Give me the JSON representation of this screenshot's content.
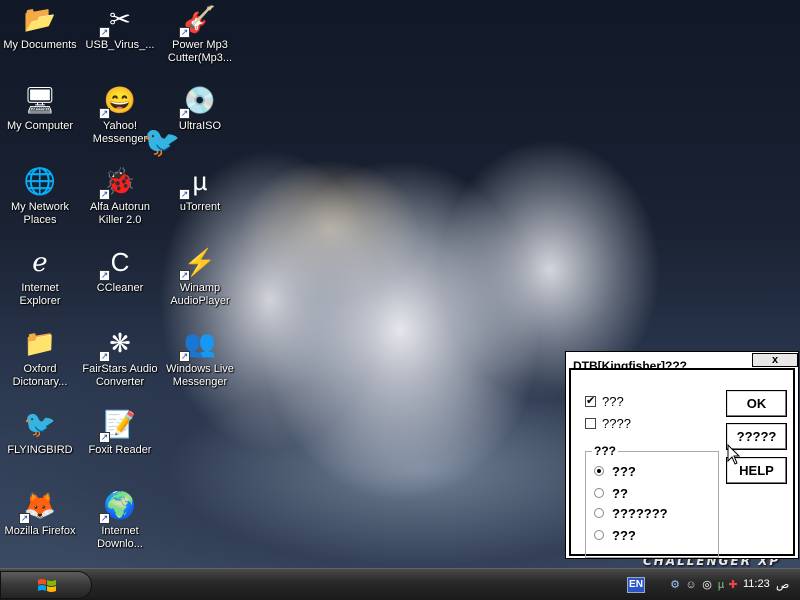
{
  "desktop": {
    "icons": [
      {
        "label": "My Documents",
        "icon": "folder-icon",
        "glyph": "📂",
        "shortcut": false
      },
      {
        "label": "USB_Virus_...",
        "icon": "usb-virus-icon",
        "glyph": "✂",
        "shortcut": true
      },
      {
        "label": "Power Mp3\nCutter(Mp3...",
        "icon": "power-mp3-cutter-icon",
        "glyph": "🎸",
        "shortcut": true
      },
      {
        "label": "My Computer",
        "icon": "computer-icon",
        "glyph": "🖥",
        "shortcut": false
      },
      {
        "label": "Yahoo!\nMessenger",
        "icon": "yahoo-messenger-icon",
        "glyph": "😄",
        "shortcut": true
      },
      {
        "label": "UltraISO",
        "icon": "ultraiso-icon",
        "glyph": "💿",
        "shortcut": true
      },
      {
        "label": "My Network\nPlaces",
        "icon": "network-places-icon",
        "glyph": "🌐",
        "shortcut": false
      },
      {
        "label": "Alfa Autorun\nKiller 2.0",
        "icon": "alfa-autorun-icon",
        "glyph": "🐞",
        "shortcut": true
      },
      {
        "label": "uTorrent",
        "icon": "utorrent-icon",
        "glyph": "µ",
        "shortcut": true
      },
      {
        "label": "Internet\nExplorer",
        "icon": "internet-explorer-icon",
        "glyph": "ℯ",
        "shortcut": false
      },
      {
        "label": "CCleaner",
        "icon": "ccleaner-icon",
        "glyph": "C",
        "shortcut": true
      },
      {
        "label": "Winamp\nAudioPlayer",
        "icon": "winamp-icon",
        "glyph": "⚡",
        "shortcut": true
      },
      {
        "label": "Oxford\nDictonary...",
        "icon": "folder-icon",
        "glyph": "📁",
        "shortcut": false
      },
      {
        "label": "FairStars Audio\nConverter",
        "icon": "fairstars-icon",
        "glyph": "❋",
        "shortcut": true
      },
      {
        "label": "Windows Live\nMessenger",
        "icon": "windows-live-messenger-icon",
        "glyph": "👥",
        "shortcut": true
      },
      {
        "label": "FLYINGBIRD",
        "icon": "bird-icon",
        "glyph": "🐦",
        "shortcut": false
      },
      {
        "label": "Foxit Reader",
        "icon": "foxit-reader-icon",
        "glyph": "📝",
        "shortcut": true
      },
      {
        "label": "Mozilla Firefox",
        "icon": "firefox-icon",
        "glyph": "🦊",
        "shortcut": true
      },
      {
        "label": "Internet\nDownlo...",
        "icon": "internet-download-manager-icon",
        "glyph": "🌍",
        "shortcut": true
      }
    ]
  },
  "dialog": {
    "title": "DTB[Kingfisher]???",
    "close_label": "x",
    "checkbox1": {
      "label": "???",
      "checked": true
    },
    "checkbox2": {
      "label": "????",
      "checked": false
    },
    "group_label": "???",
    "radios": [
      {
        "label": "???",
        "selected": true
      },
      {
        "label": "??",
        "selected": false
      },
      {
        "label": "???????",
        "selected": false
      },
      {
        "label": "???",
        "selected": false
      }
    ],
    "ok_label": "OK",
    "btn2_label": "?????",
    "help_label": "HELP"
  },
  "taskbar": {
    "language": "EN",
    "clock": "11:23",
    "clock_suffix": "ص",
    "brand": "CHALLENGER XP"
  },
  "colors": {
    "dialog_bg": "#ffffff",
    "taskbar": "#2a2a2a"
  }
}
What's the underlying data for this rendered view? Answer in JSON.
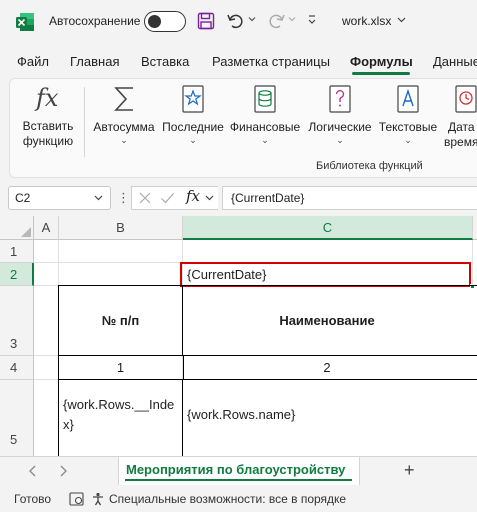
{
  "titlebar": {
    "autosave_label": "Автосохранение",
    "file_name": "work.xlsx"
  },
  "tabs": [
    "Файл",
    "Главная",
    "Вставка",
    "Разметка страницы",
    "Формулы",
    "Данные"
  ],
  "active_tab": "Формулы",
  "ribbon": {
    "buttons": [
      {
        "icon": "fx-icon",
        "label_line1": "Вставить",
        "label_line2": "функцию"
      },
      {
        "icon": "sigma-icon",
        "label": "Автосумма"
      },
      {
        "icon": "star-book-icon",
        "label": "Последние"
      },
      {
        "icon": "database-book-icon",
        "label": "Финансовые"
      },
      {
        "icon": "question-book-icon",
        "label": "Логические"
      },
      {
        "icon": "text-book-icon",
        "label": "Текстовые"
      },
      {
        "icon": "clock-book-icon",
        "label_line1": "Дата",
        "label_line2": "время"
      }
    ],
    "group_caption": "Библиотека функций"
  },
  "formula_bar": {
    "namebox": "C2",
    "fx": "fx",
    "value": "{CurrentDate}"
  },
  "grid": {
    "columns": [
      "A",
      "B",
      "C"
    ],
    "rows": [
      "1",
      "2",
      "3",
      "4",
      "5"
    ],
    "cells": {
      "C2": "{CurrentDate}",
      "B3": "№ п/п",
      "C3": "Наименование",
      "B4": "1",
      "C4": "2",
      "B5": "{work.Rows.__Index}",
      "C5": "{work.Rows.name}"
    },
    "selected_cell": "C2"
  },
  "sheets": {
    "active": "Мероприятия по благоустройству",
    "add": "+"
  },
  "statusbar": {
    "ready": "Готово",
    "accessibility": "Специальные возможности: все в порядке"
  },
  "colors": {
    "accent_green": "#107c41",
    "selection_red": "#d40000"
  }
}
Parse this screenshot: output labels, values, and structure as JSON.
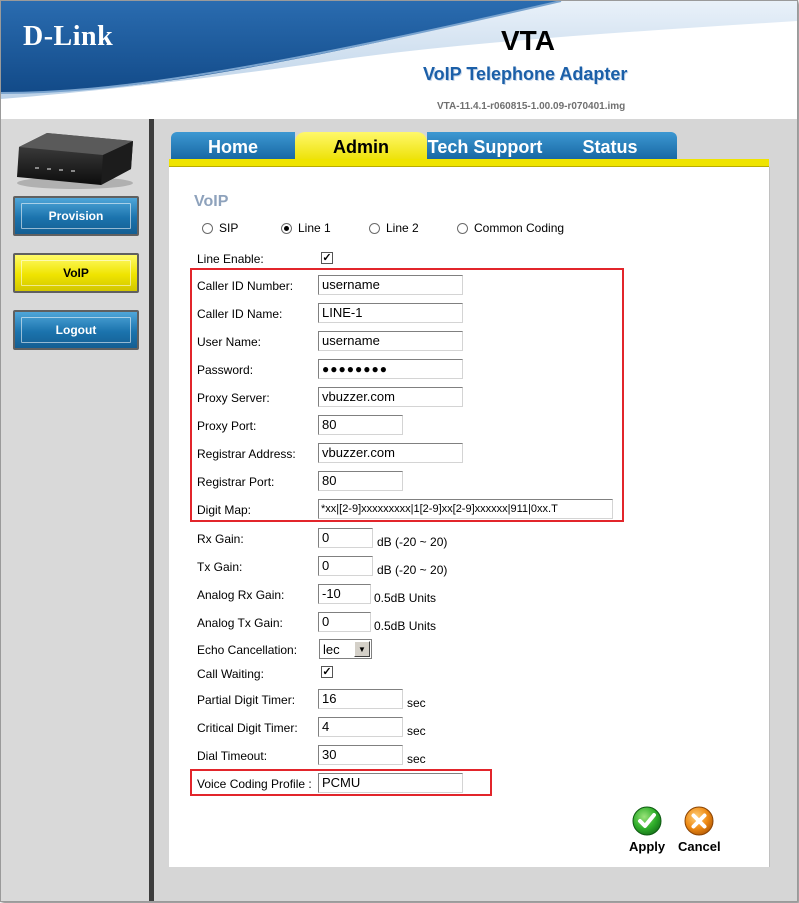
{
  "header": {
    "brand": "D-Link",
    "product": "VTA",
    "product_subtitle": "VoIP Telephone Adapter",
    "firmware": "VTA-11.4.1-r060815-1.00.09-r070401.img"
  },
  "sidebar": {
    "items": [
      {
        "label": "Provision",
        "active": false
      },
      {
        "label": "VoIP",
        "active": true
      },
      {
        "label": "Logout",
        "active": false
      }
    ]
  },
  "tabs": [
    {
      "label": "Home",
      "active": false
    },
    {
      "label": "Admin",
      "active": true
    },
    {
      "label": "Tech Support",
      "active": false
    },
    {
      "label": "Status",
      "active": false
    }
  ],
  "section_title": "VoIP",
  "radios": [
    {
      "label": "SIP",
      "selected": false
    },
    {
      "label": "Line 1",
      "selected": true
    },
    {
      "label": "Line 2",
      "selected": false
    },
    {
      "label": "Common Coding",
      "selected": false
    }
  ],
  "fields": {
    "line_enable": {
      "label": "Line Enable:",
      "checked": true
    },
    "caller_id_number": {
      "label": "Caller ID Number:",
      "value": "username"
    },
    "caller_id_name": {
      "label": "Caller ID Name:",
      "value": "LINE-1"
    },
    "user_name": {
      "label": "User Name:",
      "value": "username"
    },
    "password": {
      "label": "Password:",
      "value": "●●●●●●●●"
    },
    "proxy_server": {
      "label": "Proxy Server:",
      "value": "vbuzzer.com"
    },
    "proxy_port": {
      "label": "Proxy Port:",
      "value": "80"
    },
    "registrar_address": {
      "label": "Registrar Address:",
      "value": "vbuzzer.com"
    },
    "registrar_port": {
      "label": "Registrar Port:",
      "value": "80"
    },
    "digit_map": {
      "label": "Digit Map:",
      "value": "*xx|[2-9]xxxxxxxxx|1[2-9]xx[2-9]xxxxxx|911|0xx.T"
    },
    "rx_gain": {
      "label": "Rx Gain:",
      "value": "0",
      "unit": "dB (-20 ~ 20)"
    },
    "tx_gain": {
      "label": "Tx Gain:",
      "value": "0",
      "unit": "dB (-20 ~ 20)"
    },
    "analog_rx_gain": {
      "label": "Analog Rx Gain:",
      "value": "-10",
      "unit": "0.5dB Units"
    },
    "analog_tx_gain": {
      "label": "Analog Tx Gain:",
      "value": "0",
      "unit": "0.5dB Units"
    },
    "echo_cancellation": {
      "label": "Echo Cancellation:",
      "value": "lec"
    },
    "call_waiting": {
      "label": "Call Waiting:",
      "checked": true
    },
    "partial_digit_timer": {
      "label": "Partial Digit Timer:",
      "value": "16",
      "unit": "sec"
    },
    "critical_digit_timer": {
      "label": "Critical Digit Timer:",
      "value": "4",
      "unit": "sec"
    },
    "dial_timeout": {
      "label": "Dial Timeout:",
      "value": "30",
      "unit": "sec"
    },
    "voice_coding_profile": {
      "label": "Voice Coding Profile :",
      "value": "PCMU"
    }
  },
  "actions": {
    "apply": "Apply",
    "cancel": "Cancel"
  },
  "colors": {
    "header_blue": "#1f5fa0",
    "tab_blue": "#1b6fae",
    "tab_active_yellow": "#efe400",
    "highlight_red": "#e2252b",
    "apply_green": "#2fae2a",
    "cancel_orange": "#ee8a14"
  }
}
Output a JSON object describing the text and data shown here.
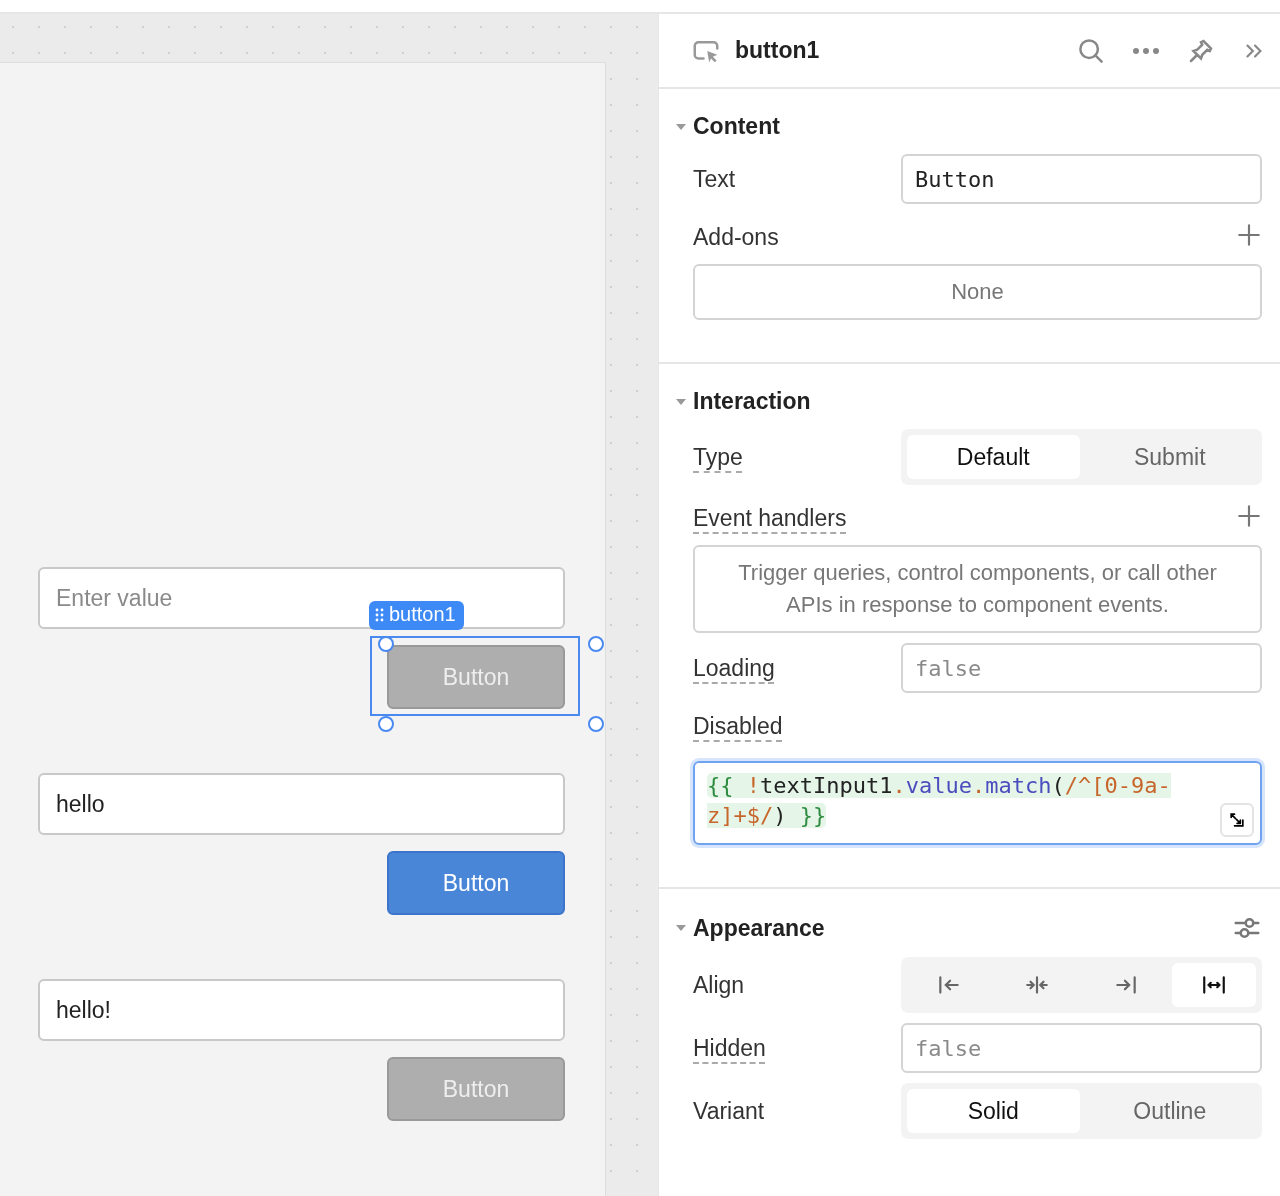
{
  "canvas": {
    "widgets": [
      {
        "kind": "input",
        "placeholder": "Enter value"
      },
      {
        "kind": "button",
        "label": "Button",
        "disabled": true,
        "selected": true,
        "tag": "button1"
      },
      {
        "kind": "input",
        "value": "hello"
      },
      {
        "kind": "button",
        "label": "Button",
        "disabled": false,
        "selected": false
      },
      {
        "kind": "input",
        "value": "hello!"
      },
      {
        "kind": "button",
        "label": "Button",
        "disabled": true,
        "selected": false
      }
    ]
  },
  "inspector": {
    "title": "button1",
    "sections": [
      {
        "title": "Content",
        "expanded": true,
        "settings_button": false,
        "rows": [
          {
            "kind": "field",
            "label": "Text",
            "tooltip": false,
            "value": "Button"
          },
          {
            "kind": "list",
            "label": "Add-ons",
            "tooltip": false,
            "addable": true,
            "empty": "None"
          }
        ]
      },
      {
        "title": "Interaction",
        "expanded": true,
        "settings_button": false,
        "rows": [
          {
            "kind": "segmented",
            "label": "Type",
            "tooltip": true,
            "options": [
              {
                "label": "Default",
                "selected": true
              },
              {
                "label": "Submit",
                "selected": false
              }
            ]
          },
          {
            "kind": "list",
            "label": "Event handlers",
            "tooltip": true,
            "addable": true,
            "empty": "Trigger queries, control components, or call other APIs in response to component events."
          },
          {
            "kind": "field",
            "label": "Loading",
            "tooltip": true,
            "placeholder": "false"
          },
          {
            "kind": "code",
            "label": "Disabled",
            "tooltip": true,
            "focused": true,
            "tokens": [
              {
                "kind": "brace",
                "text": "{{ "
              },
              {
                "kind": "op",
                "text": "!"
              },
              {
                "kind": "ident",
                "text": "textInput1"
              },
              {
                "kind": "op",
                "text": "."
              },
              {
                "kind": "prop",
                "text": "value"
              },
              {
                "kind": "op",
                "text": "."
              },
              {
                "kind": "prop",
                "text": "match"
              },
              {
                "kind": "ident",
                "text": "("
              },
              {
                "kind": "regex",
                "text": "/^[0-9a-z]+$/"
              },
              {
                "kind": "ident",
                "text": ")"
              },
              {
                "kind": "brace",
                "text": " }}"
              }
            ]
          }
        ]
      },
      {
        "title": "Appearance",
        "expanded": true,
        "settings_button": true,
        "rows": [
          {
            "kind": "icon-segmented",
            "label": "Align",
            "tooltip": false,
            "options": [
              {
                "selected": false
              },
              {
                "selected": false
              },
              {
                "selected": false
              },
              {
                "selected": true
              }
            ]
          },
          {
            "kind": "field",
            "label": "Hidden",
            "tooltip": true,
            "placeholder": "false"
          },
          {
            "kind": "segmented",
            "label": "Variant",
            "tooltip": false,
            "options": [
              {
                "label": "Solid",
                "selected": true
              },
              {
                "label": "Outline",
                "selected": false
              }
            ]
          }
        ]
      }
    ]
  }
}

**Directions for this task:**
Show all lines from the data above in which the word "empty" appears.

**Solution to this problem:**
            "empty": "None"
            "empty": "Trigger queries, control components, or call other APIs in response to component events."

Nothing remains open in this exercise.